Robin Cook often cited Deutscher's biography of Trotsky as one of his favourite literary works. That didn't stop him from playing a key role in marginalising and demobilising the Labour left in the 1980s and 1990s. Some figures in the LP are happy to pay tribute to figures such as Trotsky and Engels - but on the basis that their politics were appropriate to the past when capitalism was allegedly very different to today. Hunt's biography of Engels need mean nothing in relation to how he conducts himself in parliament.

james said...

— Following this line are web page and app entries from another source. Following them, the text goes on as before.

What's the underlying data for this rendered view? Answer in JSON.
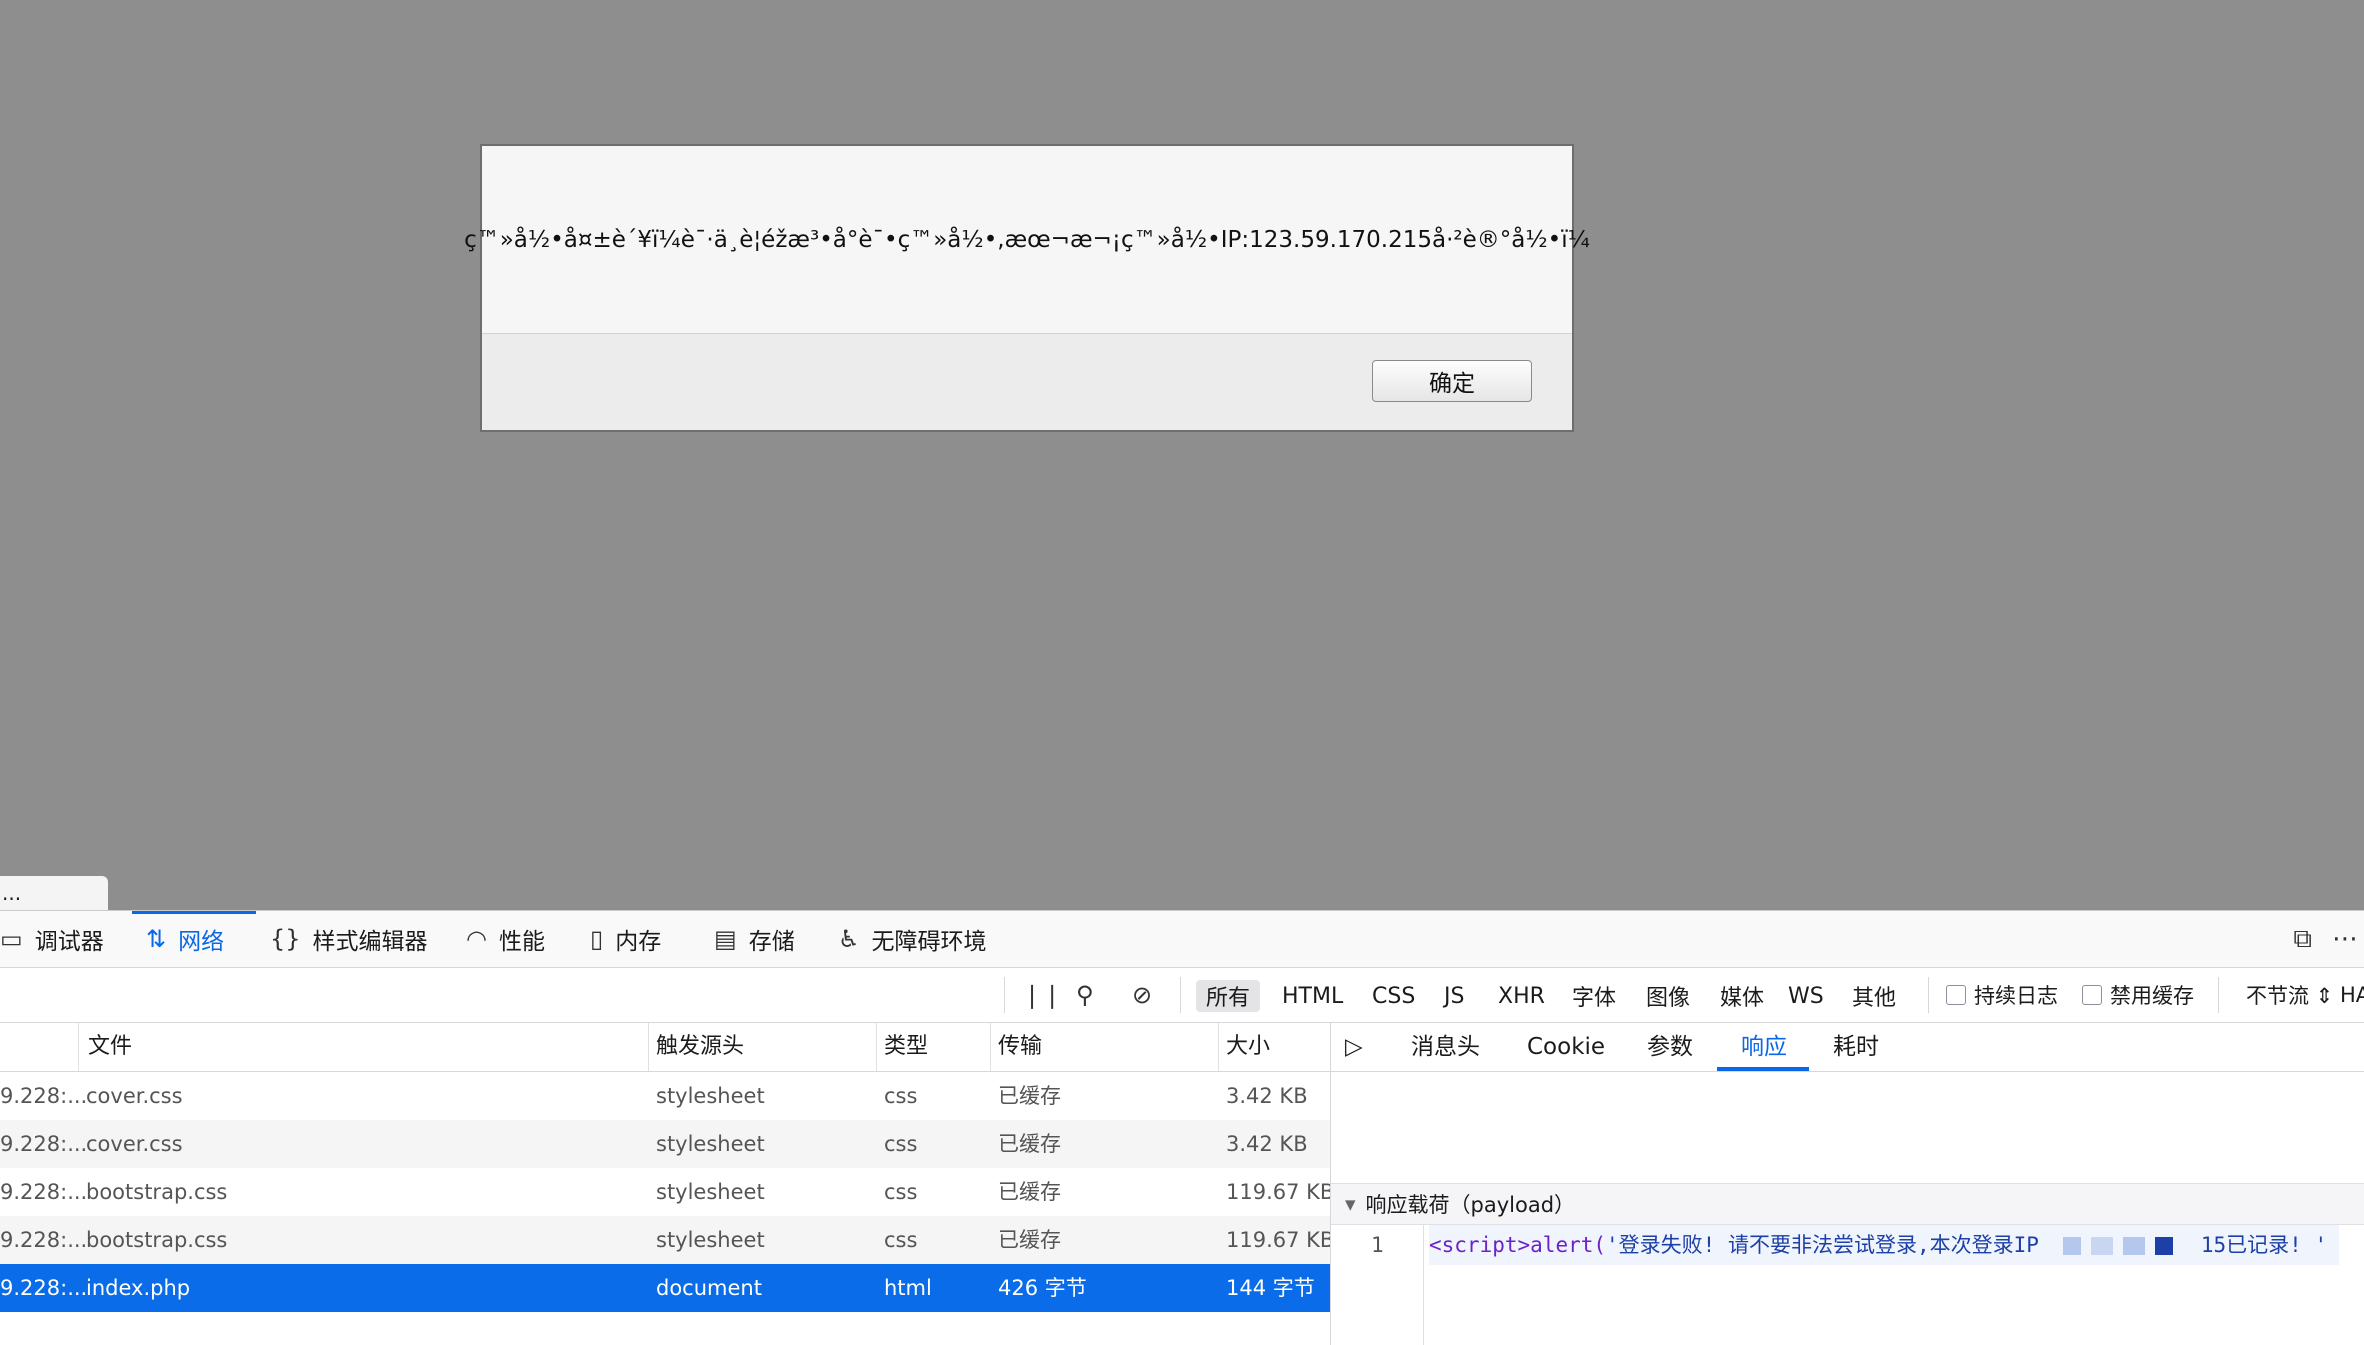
{
  "dialog": {
    "message": "ç™»å½•å¤±è´¥ï¼è¯·ä¸è¦éžæ³•å°è¯•ç™»å½•,æœ¬æ¬¡ç™»å½•IP:123.59.170.215å·²è®°å½•ï¼",
    "ok_label": "确定"
  },
  "mini_tab": {
    "label": "..."
  },
  "toolbox": {
    "tabs": [
      {
        "label": "调试器",
        "icon": "debugger-icon"
      },
      {
        "label": "网络",
        "icon": "network-icon"
      },
      {
        "label": "样式编辑器",
        "icon": "style-editor-icon"
      },
      {
        "label": "性能",
        "icon": "performance-icon"
      },
      {
        "label": "内存",
        "icon": "memory-icon"
      },
      {
        "label": "存储",
        "icon": "storage-icon"
      },
      {
        "label": "无障碍环境",
        "icon": "accessibility-icon"
      }
    ],
    "active_tab": "网络"
  },
  "filter_bar": {
    "type_filters": [
      "所有",
      "HTML",
      "CSS",
      "JS",
      "XHR",
      "字体",
      "图像",
      "媒体",
      "WS",
      "其他"
    ],
    "selected_type": "所有",
    "persist_logs_label": "持续日志",
    "disable_cache_label": "禁用缓存",
    "throttling_label": "不节流 ⇕",
    "har_label": "HA"
  },
  "table": {
    "headers": {
      "file": "文件",
      "initiator": "触发源头",
      "type": "类型",
      "transferred": "传输",
      "size": "大小"
    },
    "rows": [
      {
        "domain": "9.228:...",
        "file": "cover.css",
        "initiator": "stylesheet",
        "type": "css",
        "transferred": "已缓存",
        "size": "3.42 KB"
      },
      {
        "domain": "9.228:...",
        "file": "cover.css",
        "initiator": "stylesheet",
        "type": "css",
        "transferred": "已缓存",
        "size": "3.42 KB"
      },
      {
        "domain": "9.228:...",
        "file": "bootstrap.css",
        "initiator": "stylesheet",
        "type": "css",
        "transferred": "已缓存",
        "size": "119.67 KB"
      },
      {
        "domain": "9.228:...",
        "file": "bootstrap.css",
        "initiator": "stylesheet",
        "type": "css",
        "transferred": "已缓存",
        "size": "119.67 KB"
      },
      {
        "domain": "9.228:...",
        "file": "index.php",
        "initiator": "document",
        "type": "html",
        "transferred": "426 字节",
        "size": "144 字节"
      }
    ]
  },
  "side_panel": {
    "tabs": [
      "消息头",
      "Cookie",
      "参数",
      "响应",
      "耗时"
    ],
    "active_tab": "响应",
    "payload_title": "响应载荷（payload）",
    "line_number": "1",
    "code_tag": "<script>",
    "code_fn": "alert(",
    "code_string": "'登录失败! 请不要非法尝试登录,本次登录IP",
    "code_tail": "15已记录! '"
  }
}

Parachuting is always an issue for parties in a parliamentary system - local parties will prefer a candidate that will be active in the constituency but the parliamentary party will need MPs willing and able to be ministers or in a shadow cabinet...

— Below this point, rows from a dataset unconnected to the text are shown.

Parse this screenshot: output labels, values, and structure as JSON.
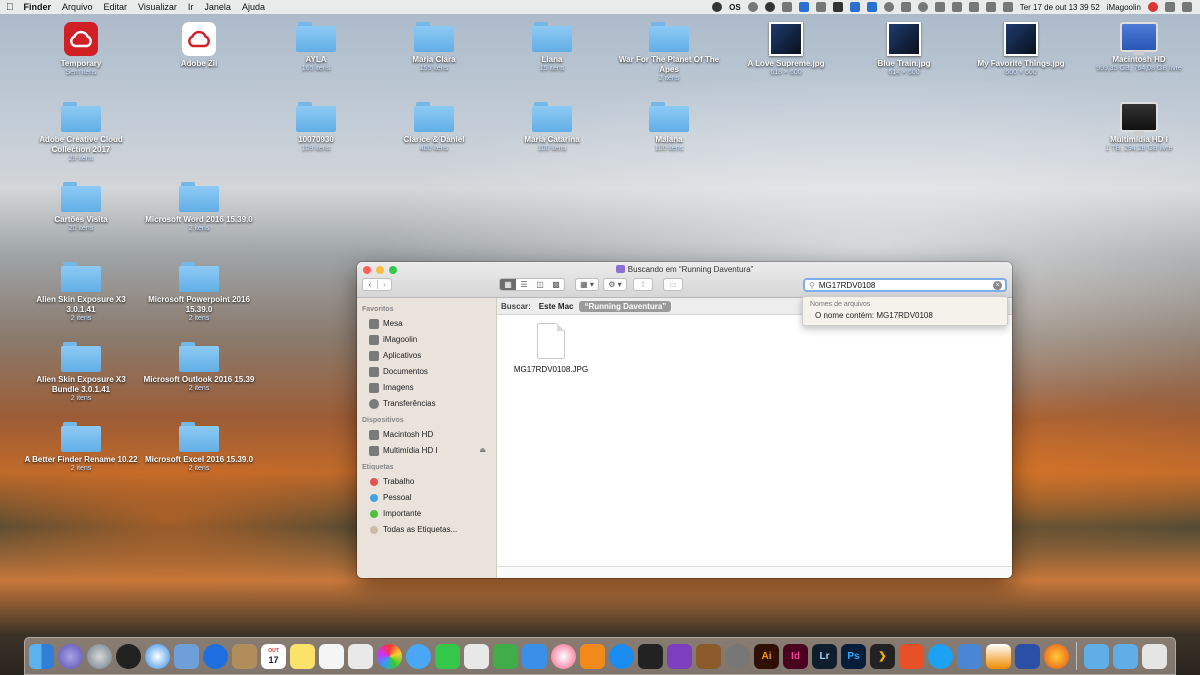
{
  "menubar": {
    "apple_icon": "apple-icon",
    "items": [
      "Finder",
      "Arquivo",
      "Editar",
      "Visualizar",
      "Ir",
      "Janela",
      "Ajuda"
    ],
    "status_texts": [
      "OS"
    ],
    "clock": "Ter 17 de out  13 39 52",
    "user": "iMagoolin"
  },
  "desktop": [
    {
      "label": "Temporary",
      "sub": "Sem itens",
      "kind": "cc-red"
    },
    {
      "label": "Adobe Zii",
      "sub": "",
      "kind": "cc-white"
    },
    {
      "label": "AYLA",
      "sub": "165 itens",
      "kind": "folder"
    },
    {
      "label": "Maria Clara",
      "sub": "155 itens",
      "kind": "folder"
    },
    {
      "label": "Liana",
      "sub": "15 itens",
      "kind": "folder"
    },
    {
      "label": "War For The Planet Of The Apes",
      "sub": "2 itens",
      "kind": "folder"
    },
    {
      "label": "A Love Supreme.jpg",
      "sub": "618 × 600",
      "kind": "image"
    },
    {
      "label": "Blue Train.jpg",
      "sub": "614 × 600",
      "kind": "image"
    },
    {
      "label": "My Favorite Things.jpg",
      "sub": "600 × 600",
      "kind": "image"
    },
    {
      "label": "Macintosh HD",
      "sub": "999,35 GB, 764,08 GB livre",
      "kind": "disk"
    },
    {
      "label": "Adobe Creative Cloud Collection 2017",
      "sub": "29 itens",
      "kind": "folder"
    },
    {
      "label": "10070930",
      "sub": "109 itens",
      "kind": "folder"
    },
    {
      "label": "Clarice & Daniel",
      "sub": "400 itens",
      "kind": "folder"
    },
    {
      "label": "Maria Catarina",
      "sub": "100 itens",
      "kind": "folder"
    },
    {
      "label": "Maiana",
      "sub": "100 itens",
      "kind": "folder"
    },
    {
      "label": "Multimídia HD I",
      "sub": "1 TB, 294,28 GB livre",
      "kind": "disk-dark"
    },
    {
      "label": "Cartões Visita",
      "sub": "20 itens",
      "kind": "folder"
    },
    {
      "label": "Microsoft Word 2016 15.39.0",
      "sub": "2 itens",
      "kind": "folder"
    },
    {
      "label": "Alien Skin Exposure X3 3.0.1.41",
      "sub": "2 itens",
      "kind": "folder"
    },
    {
      "label": "Microsoft Powerpoint 2016 15.39.0",
      "sub": "2 itens",
      "kind": "folder"
    },
    {
      "label": "Alien Skin Exposure X3 Bundle 3.0.1.41",
      "sub": "2 itens",
      "kind": "folder"
    },
    {
      "label": "Microsoft Outlook 2016 15.39",
      "sub": "2 itens",
      "kind": "folder"
    },
    {
      "label": "A Better Finder Rename 10.22",
      "sub": "2 itens",
      "kind": "folder"
    },
    {
      "label": "Microsoft Excel 2016 15.39.0",
      "sub": "2 itens",
      "kind": "folder"
    }
  ],
  "finder": {
    "title": "Buscando em “Running Daventura”",
    "search_value": "MG17RDV0108",
    "scope_label": "Buscar:",
    "scope_this_mac": "Este Mac",
    "scope_folder": "“Running Daventura”",
    "sidebar": {
      "favorites_title": "Favoritos",
      "favorites": [
        "Mesa",
        "iMagoolin",
        "Aplicativos",
        "Documentos",
        "Imagens",
        "Transferências"
      ],
      "devices_title": "Dispositivos",
      "devices": [
        "Macintosh HD",
        "Multimídia HD I"
      ],
      "tags_title": "Etiquetas",
      "tags": [
        {
          "label": "Trabalho",
          "color": "#e8504b"
        },
        {
          "label": "Pessoal",
          "color": "#3fa3ea"
        },
        {
          "label": "Importante",
          "color": "#4cc23a"
        },
        {
          "label": "Todas as Etiquetas...",
          "color": "#c9bba8"
        }
      ]
    },
    "results": [
      {
        "name": "MG17RDV0108.JPG"
      }
    ],
    "suggestions": {
      "header": "Nomes de arquivos",
      "item": "O nome contém: MG17RDV0108"
    }
  },
  "dock": {
    "ai_label": "Ai",
    "id_label": "Id",
    "lr_label": "Lr",
    "ps_label": "Ps",
    "cal_day": "17",
    "cal_month": "OUT"
  }
}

I hope you will press the shortlist on mutualism, mind.

james said...

new hegemony - point taken, but the conditions are different. namely, whereas cook was operating at a time of the rise of neoliberal ideology, we are now seeing this orthodoxy unravel.

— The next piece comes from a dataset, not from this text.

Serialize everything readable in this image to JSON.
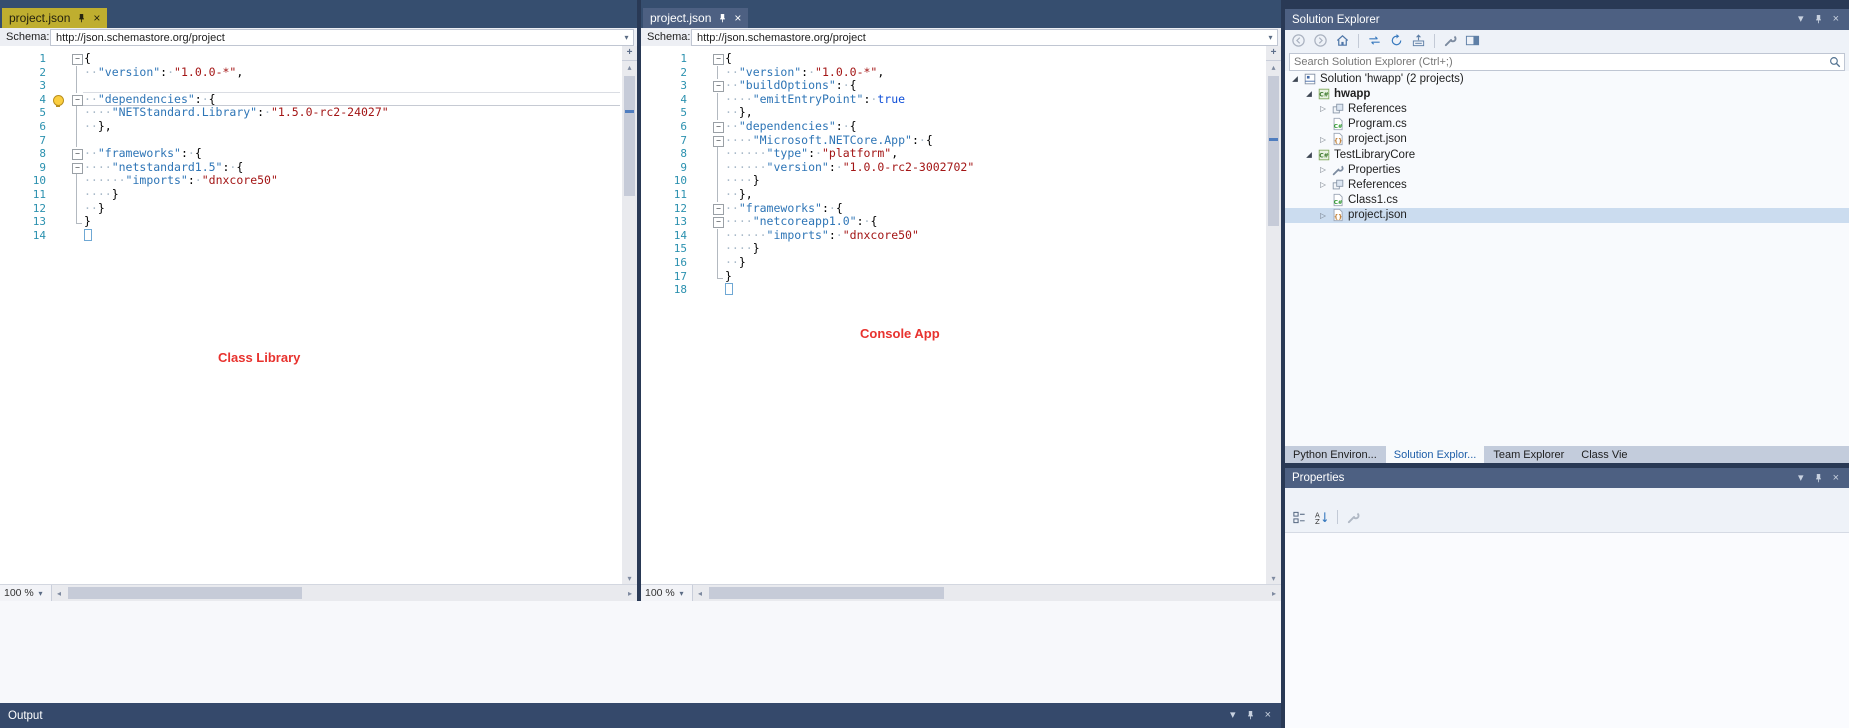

EddM said...

Most of Hunt's stuff that I've read has been more enthusiastic about the Liberal tradition within the labour movement than the socialist - let alone revolutionary - tradition. While this doesn't necessarily make him a Blairite it should indicate at least that he won't be joining the Campaign Group or the LRC.

As for the Engels biography, I admit I didn't read it in detail, but I preferred John Green's.

Darren said...

Will you have a vote, Phil, or does the six month membership rule apply?

Phil said...

I fall foul of the six month rule, unfortunately. But I will be at the selection meeting and I will be asking a question. It'll all be blogged here.

An Inside View said...

Tristram is doind the rounds with an A-Z in one hand and a membership list in the other. Knocking on doors at 11pm desperately finding long lost friends. He's perked up his £100,000 car and hired a banger!
Lord Mandleson doesn't know stoke and he doesn't know down town stoke central either.
He loves elected Mayor's does tristram and our mayor murdering members can't wait to get their hands on him in the hustings!

pluralprogressive said...

No offence, Phil, but I thought you entered the Labour Party under no illusions.

Having "outsiders" on the short-list and, in some cases, selected as PPCs, is now all part and parcel of modern Labour politics.

Your tribalism of wanting Stoke-only candidates smacks of the kind of politics which is shouted by local Tories (Turnip Taliban, anyone?).

Fair enough, you may have an issue regarding his politics, but Tristram has been a Labour Party member longer than yourself, Phil.

Phil said...

It is a problem, but it isn't a battle that has been won by the leadership yet ... And yes, Tristram may have been a party member longer than I - but I'm not seeking office.

Anonymous said...

What type of question will you ask Phil?

An Inside View said...

Tristram may, or may not have been put onto any long list/short list by the Stoke Central Executive, we just don't know.
But a 'special selections panel' that has taken over democracy (omov)in the party put him on the longlist/shortlist, as though they speak for stoke with a nod through.

Whether Phil is right or wrong is immaterial.What is wrong, is that it is considered the usual practice that anyone should be given a preference and given their Lordships approval.
Mandleson has form in interfering in local democracy but is considered as being the 'new way of doing things'.
If Phil holds the belief that this new way goes towards administering against local democracy, then I'm sure his voice is more than welcome.

Phil said...

I'm torn between asking if panelists know what the 'Mother Town' is, or Soviet Union: state cap or degenerate workers' state?